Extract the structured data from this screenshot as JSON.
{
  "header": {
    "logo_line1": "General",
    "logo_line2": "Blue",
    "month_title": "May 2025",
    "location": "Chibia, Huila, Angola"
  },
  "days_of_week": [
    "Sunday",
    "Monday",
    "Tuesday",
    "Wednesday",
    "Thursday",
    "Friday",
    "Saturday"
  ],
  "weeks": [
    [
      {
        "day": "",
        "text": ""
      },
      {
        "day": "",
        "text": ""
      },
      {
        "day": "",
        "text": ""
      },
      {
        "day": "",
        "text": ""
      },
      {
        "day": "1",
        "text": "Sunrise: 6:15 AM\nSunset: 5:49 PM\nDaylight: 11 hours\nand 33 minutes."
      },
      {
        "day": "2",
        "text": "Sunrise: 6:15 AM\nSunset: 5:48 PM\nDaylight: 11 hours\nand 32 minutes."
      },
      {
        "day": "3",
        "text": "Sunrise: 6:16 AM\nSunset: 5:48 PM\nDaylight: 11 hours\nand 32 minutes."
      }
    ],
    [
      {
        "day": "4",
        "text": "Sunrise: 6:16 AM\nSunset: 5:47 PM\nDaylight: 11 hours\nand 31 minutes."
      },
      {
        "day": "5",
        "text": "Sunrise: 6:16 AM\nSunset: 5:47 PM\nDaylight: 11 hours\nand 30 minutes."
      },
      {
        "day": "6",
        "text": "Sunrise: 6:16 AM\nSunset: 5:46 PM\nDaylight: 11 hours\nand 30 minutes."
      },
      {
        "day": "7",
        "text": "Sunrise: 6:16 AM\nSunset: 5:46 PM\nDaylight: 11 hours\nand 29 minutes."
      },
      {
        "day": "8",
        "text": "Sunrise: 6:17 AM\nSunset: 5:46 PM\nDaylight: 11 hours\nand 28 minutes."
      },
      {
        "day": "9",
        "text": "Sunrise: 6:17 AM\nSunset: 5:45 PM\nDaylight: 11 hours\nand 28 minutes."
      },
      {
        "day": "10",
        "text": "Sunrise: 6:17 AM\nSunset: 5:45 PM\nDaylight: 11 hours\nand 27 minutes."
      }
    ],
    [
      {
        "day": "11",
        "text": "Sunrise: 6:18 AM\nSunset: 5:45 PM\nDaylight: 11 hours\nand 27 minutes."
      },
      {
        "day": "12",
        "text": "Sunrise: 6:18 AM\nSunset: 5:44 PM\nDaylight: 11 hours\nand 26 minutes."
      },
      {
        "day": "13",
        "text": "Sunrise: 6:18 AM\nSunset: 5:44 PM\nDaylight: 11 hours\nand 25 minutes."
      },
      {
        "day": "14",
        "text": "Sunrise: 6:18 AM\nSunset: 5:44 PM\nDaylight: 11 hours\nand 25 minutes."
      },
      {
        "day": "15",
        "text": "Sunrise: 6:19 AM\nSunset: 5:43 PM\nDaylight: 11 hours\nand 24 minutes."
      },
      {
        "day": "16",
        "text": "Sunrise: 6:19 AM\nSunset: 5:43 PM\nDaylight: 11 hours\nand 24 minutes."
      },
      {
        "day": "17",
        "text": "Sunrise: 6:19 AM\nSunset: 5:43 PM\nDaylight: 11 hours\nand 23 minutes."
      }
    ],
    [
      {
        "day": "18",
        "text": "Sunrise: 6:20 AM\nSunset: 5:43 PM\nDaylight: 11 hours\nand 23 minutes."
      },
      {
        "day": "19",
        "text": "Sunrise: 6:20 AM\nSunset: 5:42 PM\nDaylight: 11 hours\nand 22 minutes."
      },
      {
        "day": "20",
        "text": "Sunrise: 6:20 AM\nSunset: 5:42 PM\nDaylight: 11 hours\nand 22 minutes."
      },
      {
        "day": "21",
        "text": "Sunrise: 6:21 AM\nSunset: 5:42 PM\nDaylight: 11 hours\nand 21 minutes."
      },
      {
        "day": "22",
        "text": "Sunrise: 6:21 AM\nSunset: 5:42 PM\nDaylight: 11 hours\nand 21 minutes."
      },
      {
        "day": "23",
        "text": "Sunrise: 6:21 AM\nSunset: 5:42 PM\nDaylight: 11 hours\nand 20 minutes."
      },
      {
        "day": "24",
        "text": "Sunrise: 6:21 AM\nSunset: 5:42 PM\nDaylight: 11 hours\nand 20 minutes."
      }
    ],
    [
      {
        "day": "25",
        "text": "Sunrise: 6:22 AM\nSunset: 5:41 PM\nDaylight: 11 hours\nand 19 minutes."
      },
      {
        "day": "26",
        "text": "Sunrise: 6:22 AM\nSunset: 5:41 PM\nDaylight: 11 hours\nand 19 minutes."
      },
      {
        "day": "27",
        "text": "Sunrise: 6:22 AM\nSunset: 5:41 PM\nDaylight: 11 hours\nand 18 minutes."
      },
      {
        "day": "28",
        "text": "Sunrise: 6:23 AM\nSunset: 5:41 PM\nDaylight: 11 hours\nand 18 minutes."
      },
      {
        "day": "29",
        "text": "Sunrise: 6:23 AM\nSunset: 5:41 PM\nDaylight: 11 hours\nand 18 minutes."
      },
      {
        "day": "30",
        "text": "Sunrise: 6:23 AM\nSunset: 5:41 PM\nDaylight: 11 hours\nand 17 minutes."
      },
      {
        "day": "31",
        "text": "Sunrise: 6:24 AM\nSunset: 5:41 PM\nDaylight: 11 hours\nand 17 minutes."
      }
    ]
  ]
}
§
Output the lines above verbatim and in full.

- **Exercise result**:
Extract the structured data from this screenshot as JSON.
{
  "header": {
    "logo_line1": "General",
    "logo_line2": "Blue",
    "month_title": "May 2025",
    "location": "Chibia, Huila, Angola"
  },
  "days_of_week": [
    "Sunday",
    "Monday",
    "Tuesday",
    "Wednesday",
    "Thursday",
    "Friday",
    "Saturday"
  ],
  "weeks": [
    [
      {
        "day": "",
        "text": ""
      },
      {
        "day": "",
        "text": ""
      },
      {
        "day": "",
        "text": ""
      },
      {
        "day": "",
        "text": ""
      },
      {
        "day": "1",
        "text": "Sunrise: 6:15 AM\nSunset: 5:49 PM\nDaylight: 11 hours\nand 33 minutes."
      },
      {
        "day": "2",
        "text": "Sunrise: 6:15 AM\nSunset: 5:48 PM\nDaylight: 11 hours\nand 32 minutes."
      },
      {
        "day": "3",
        "text": "Sunrise: 6:16 AM\nSunset: 5:48 PM\nDaylight: 11 hours\nand 32 minutes."
      }
    ],
    [
      {
        "day": "4",
        "text": "Sunrise: 6:16 AM\nSunset: 5:47 PM\nDaylight: 11 hours\nand 31 minutes."
      },
      {
        "day": "5",
        "text": "Sunrise: 6:16 AM\nSunset: 5:47 PM\nDaylight: 11 hours\nand 30 minutes."
      },
      {
        "day": "6",
        "text": "Sunrise: 6:16 AM\nSunset: 5:46 PM\nDaylight: 11 hours\nand 30 minutes."
      },
      {
        "day": "7",
        "text": "Sunrise: 6:16 AM\nSunset: 5:46 PM\nDaylight: 11 hours\nand 29 minutes."
      },
      {
        "day": "8",
        "text": "Sunrise: 6:17 AM\nSunset: 5:46 PM\nDaylight: 11 hours\nand 28 minutes."
      },
      {
        "day": "9",
        "text": "Sunrise: 6:17 AM\nSunset: 5:45 PM\nDaylight: 11 hours\nand 28 minutes."
      },
      {
        "day": "10",
        "text": "Sunrise: 6:17 AM\nSunset: 5:45 PM\nDaylight: 11 hours\nand 27 minutes."
      }
    ],
    [
      {
        "day": "11",
        "text": "Sunrise: 6:18 AM\nSunset: 5:45 PM\nDaylight: 11 hours\nand 27 minutes."
      },
      {
        "day": "12",
        "text": "Sunrise: 6:18 AM\nSunset: 5:44 PM\nDaylight: 11 hours\nand 26 minutes."
      },
      {
        "day": "13",
        "text": "Sunrise: 6:18 AM\nSunset: 5:44 PM\nDaylight: 11 hours\nand 25 minutes."
      },
      {
        "day": "14",
        "text": "Sunrise: 6:18 AM\nSunset: 5:44 PM\nDaylight: 11 hours\nand 25 minutes."
      },
      {
        "day": "15",
        "text": "Sunrise: 6:19 AM\nSunset: 5:43 PM\nDaylight: 11 hours\nand 24 minutes."
      },
      {
        "day": "16",
        "text": "Sunrise: 6:19 AM\nSunset: 5:43 PM\nDaylight: 11 hours\nand 24 minutes."
      },
      {
        "day": "17",
        "text": "Sunrise: 6:19 AM\nSunset: 5:43 PM\nDaylight: 11 hours\nand 23 minutes."
      }
    ],
    [
      {
        "day": "18",
        "text": "Sunrise: 6:20 AM\nSunset: 5:43 PM\nDaylight: 11 hours\nand 23 minutes."
      },
      {
        "day": "19",
        "text": "Sunrise: 6:20 AM\nSunset: 5:42 PM\nDaylight: 11 hours\nand 22 minutes."
      },
      {
        "day": "20",
        "text": "Sunrise: 6:20 AM\nSunset: 5:42 PM\nDaylight: 11 hours\nand 22 minutes."
      },
      {
        "day": "21",
        "text": "Sunrise: 6:21 AM\nSunset: 5:42 PM\nDaylight: 11 hours\nand 21 minutes."
      },
      {
        "day": "22",
        "text": "Sunrise: 6:21 AM\nSunset: 5:42 PM\nDaylight: 11 hours\nand 21 minutes."
      },
      {
        "day": "23",
        "text": "Sunrise: 6:21 AM\nSunset: 5:42 PM\nDaylight: 11 hours\nand 20 minutes."
      },
      {
        "day": "24",
        "text": "Sunrise: 6:21 AM\nSunset: 5:42 PM\nDaylight: 11 hours\nand 20 minutes."
      }
    ],
    [
      {
        "day": "25",
        "text": "Sunrise: 6:22 AM\nSunset: 5:41 PM\nDaylight: 11 hours\nand 19 minutes."
      },
      {
        "day": "26",
        "text": "Sunrise: 6:22 AM\nSunset: 5:41 PM\nDaylight: 11 hours\nand 19 minutes."
      },
      {
        "day": "27",
        "text": "Sunrise: 6:22 AM\nSunset: 5:41 PM\nDaylight: 11 hours\nand 18 minutes."
      },
      {
        "day": "28",
        "text": "Sunrise: 6:23 AM\nSunset: 5:41 PM\nDaylight: 11 hours\nand 18 minutes."
      },
      {
        "day": "29",
        "text": "Sunrise: 6:23 AM\nSunset: 5:41 PM\nDaylight: 11 hours\nand 18 minutes."
      },
      {
        "day": "30",
        "text": "Sunrise: 6:23 AM\nSunset: 5:41 PM\nDaylight: 11 hours\nand 17 minutes."
      },
      {
        "day": "31",
        "text": "Sunrise: 6:24 AM\nSunset: 5:41 PM\nDaylight: 11 hours\nand 17 minutes."
      }
    ]
  ]
}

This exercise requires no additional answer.